┌──

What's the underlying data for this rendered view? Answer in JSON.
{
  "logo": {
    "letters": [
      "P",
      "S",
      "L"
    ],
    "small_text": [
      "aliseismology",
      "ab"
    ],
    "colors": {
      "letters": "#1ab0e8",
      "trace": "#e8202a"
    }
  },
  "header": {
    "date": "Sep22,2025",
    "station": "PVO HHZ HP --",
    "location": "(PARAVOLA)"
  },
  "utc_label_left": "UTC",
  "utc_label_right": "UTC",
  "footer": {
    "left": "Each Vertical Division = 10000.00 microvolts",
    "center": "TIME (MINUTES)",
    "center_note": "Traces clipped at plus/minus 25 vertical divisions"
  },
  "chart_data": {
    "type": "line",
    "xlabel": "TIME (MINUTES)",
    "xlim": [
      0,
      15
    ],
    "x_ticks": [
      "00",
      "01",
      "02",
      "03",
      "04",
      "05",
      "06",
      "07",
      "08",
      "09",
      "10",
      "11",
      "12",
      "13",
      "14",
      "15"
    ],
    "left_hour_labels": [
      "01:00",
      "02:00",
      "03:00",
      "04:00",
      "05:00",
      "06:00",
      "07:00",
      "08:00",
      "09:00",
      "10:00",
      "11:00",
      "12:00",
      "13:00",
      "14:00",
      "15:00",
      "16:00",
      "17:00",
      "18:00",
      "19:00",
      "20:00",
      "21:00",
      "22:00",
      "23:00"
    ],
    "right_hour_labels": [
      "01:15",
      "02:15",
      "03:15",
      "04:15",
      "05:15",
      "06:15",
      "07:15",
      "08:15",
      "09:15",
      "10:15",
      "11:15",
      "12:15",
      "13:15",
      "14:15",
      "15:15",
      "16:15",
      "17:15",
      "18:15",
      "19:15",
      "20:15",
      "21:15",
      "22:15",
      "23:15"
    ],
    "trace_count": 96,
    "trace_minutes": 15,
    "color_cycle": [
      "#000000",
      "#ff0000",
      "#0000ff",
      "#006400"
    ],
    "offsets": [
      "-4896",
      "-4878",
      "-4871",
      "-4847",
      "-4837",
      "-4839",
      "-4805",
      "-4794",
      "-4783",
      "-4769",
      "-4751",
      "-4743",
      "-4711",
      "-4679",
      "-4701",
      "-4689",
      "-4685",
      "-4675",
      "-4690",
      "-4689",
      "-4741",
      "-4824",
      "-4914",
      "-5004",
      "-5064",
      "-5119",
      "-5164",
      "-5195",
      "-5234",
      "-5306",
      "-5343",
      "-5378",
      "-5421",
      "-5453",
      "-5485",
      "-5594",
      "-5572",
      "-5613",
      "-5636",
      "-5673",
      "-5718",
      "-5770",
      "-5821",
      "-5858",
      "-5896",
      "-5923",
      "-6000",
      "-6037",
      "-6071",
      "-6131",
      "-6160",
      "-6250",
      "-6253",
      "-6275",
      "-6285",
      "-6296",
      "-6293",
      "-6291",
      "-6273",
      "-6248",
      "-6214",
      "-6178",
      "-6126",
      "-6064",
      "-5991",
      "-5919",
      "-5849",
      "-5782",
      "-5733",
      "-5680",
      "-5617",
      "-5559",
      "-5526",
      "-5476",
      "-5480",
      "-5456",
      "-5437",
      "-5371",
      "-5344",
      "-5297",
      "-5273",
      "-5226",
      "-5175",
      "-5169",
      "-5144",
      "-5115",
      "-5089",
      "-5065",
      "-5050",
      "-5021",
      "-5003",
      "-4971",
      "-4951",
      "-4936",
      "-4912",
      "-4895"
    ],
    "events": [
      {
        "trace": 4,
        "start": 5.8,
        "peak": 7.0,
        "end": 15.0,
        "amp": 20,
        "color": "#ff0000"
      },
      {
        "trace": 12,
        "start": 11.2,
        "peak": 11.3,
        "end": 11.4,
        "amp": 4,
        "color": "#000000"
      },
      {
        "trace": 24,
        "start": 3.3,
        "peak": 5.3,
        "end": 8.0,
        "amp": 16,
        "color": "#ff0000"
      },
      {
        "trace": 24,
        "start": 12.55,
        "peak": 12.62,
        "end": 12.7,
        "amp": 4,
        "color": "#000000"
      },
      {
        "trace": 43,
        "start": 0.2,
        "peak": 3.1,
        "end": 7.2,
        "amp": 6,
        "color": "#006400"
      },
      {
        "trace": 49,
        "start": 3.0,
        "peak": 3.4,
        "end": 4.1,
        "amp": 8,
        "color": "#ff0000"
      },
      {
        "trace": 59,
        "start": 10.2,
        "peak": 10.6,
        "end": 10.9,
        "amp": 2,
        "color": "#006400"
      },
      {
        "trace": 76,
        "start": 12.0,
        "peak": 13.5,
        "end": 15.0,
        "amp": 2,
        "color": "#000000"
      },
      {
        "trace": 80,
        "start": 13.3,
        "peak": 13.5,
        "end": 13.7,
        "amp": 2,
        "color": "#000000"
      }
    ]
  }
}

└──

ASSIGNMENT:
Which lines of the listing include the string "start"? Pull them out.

OUTPUT OF THE TASK:
        "start": 5.8,
        "start": 11.2,
        "start": 3.3,
        "start": 12.55,
        "start": 0.2,
        "start": 3.0,
        "start": 10.2,
        "start": 12.0,
        "start": 13.3,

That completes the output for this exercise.